REQUIREMENT -
Retype all of the records precisely.

DATA LISTING -
--*--
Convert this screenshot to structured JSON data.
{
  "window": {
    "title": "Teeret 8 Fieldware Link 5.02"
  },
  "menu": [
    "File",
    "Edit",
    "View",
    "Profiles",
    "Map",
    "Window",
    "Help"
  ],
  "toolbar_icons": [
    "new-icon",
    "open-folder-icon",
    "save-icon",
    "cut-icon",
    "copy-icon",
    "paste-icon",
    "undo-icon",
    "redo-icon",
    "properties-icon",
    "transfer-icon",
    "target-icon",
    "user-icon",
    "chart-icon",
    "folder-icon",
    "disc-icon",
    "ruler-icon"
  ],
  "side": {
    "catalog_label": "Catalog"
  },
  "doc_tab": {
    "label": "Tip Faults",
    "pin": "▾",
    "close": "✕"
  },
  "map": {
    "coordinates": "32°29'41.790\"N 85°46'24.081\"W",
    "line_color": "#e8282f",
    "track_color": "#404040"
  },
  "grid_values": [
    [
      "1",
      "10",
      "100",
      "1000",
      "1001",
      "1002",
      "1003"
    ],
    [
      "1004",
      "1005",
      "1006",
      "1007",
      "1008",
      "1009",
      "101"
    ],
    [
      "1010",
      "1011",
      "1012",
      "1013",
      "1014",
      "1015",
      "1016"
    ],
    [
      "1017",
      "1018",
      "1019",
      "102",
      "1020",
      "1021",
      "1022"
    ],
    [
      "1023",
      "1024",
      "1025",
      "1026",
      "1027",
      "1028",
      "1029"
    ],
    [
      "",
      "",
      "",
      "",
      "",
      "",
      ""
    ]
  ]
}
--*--
RESPONSE AREA -
Convert this screenshot to structured JSON data.
{
  "window": {
    "title": "Teeret 8 Fieldware Link 5.02"
  },
  "menu": [
    "File",
    "Edit",
    "View",
    "Profiles",
    "Map",
    "Window",
    "Help"
  ],
  "toolbar_icons": [
    "new-icon",
    "open-folder-icon",
    "save-icon",
    "cut-icon",
    "copy-icon",
    "paste-icon",
    "undo-icon",
    "redo-icon",
    "properties-icon",
    "transfer-icon",
    "target-icon",
    "user-icon",
    "chart-icon",
    "folder-icon",
    "disc-icon",
    "ruler-icon"
  ],
  "side": {
    "catalog_label": "Catalog"
  },
  "doc_tab": {
    "label": "Tip Faults",
    "pin": "▾",
    "close": "✕"
  },
  "map": {
    "coordinates": "32°29'41.790\"N 85°46'24.081\"W",
    "line_color": "#e8282f",
    "track_color": "#404040"
  },
  "grid_values": [
    [
      "1",
      "10",
      "100",
      "1000",
      "1001",
      "1002",
      "1003"
    ],
    [
      "1004",
      "1005",
      "1006",
      "1007",
      "1008",
      "1009",
      "101"
    ],
    [
      "1010",
      "1011",
      "1012",
      "1013",
      "1014",
      "1015",
      "1016"
    ],
    [
      "1017",
      "1018",
      "1019",
      "102",
      "1020",
      "1021",
      "1022"
    ],
    [
      "1023",
      "1024",
      "1025",
      "1026",
      "1027",
      "1028",
      "1029"
    ],
    [
      "",
      "",
      "",
      "",
      "",
      "",
      ""
    ]
  ]
}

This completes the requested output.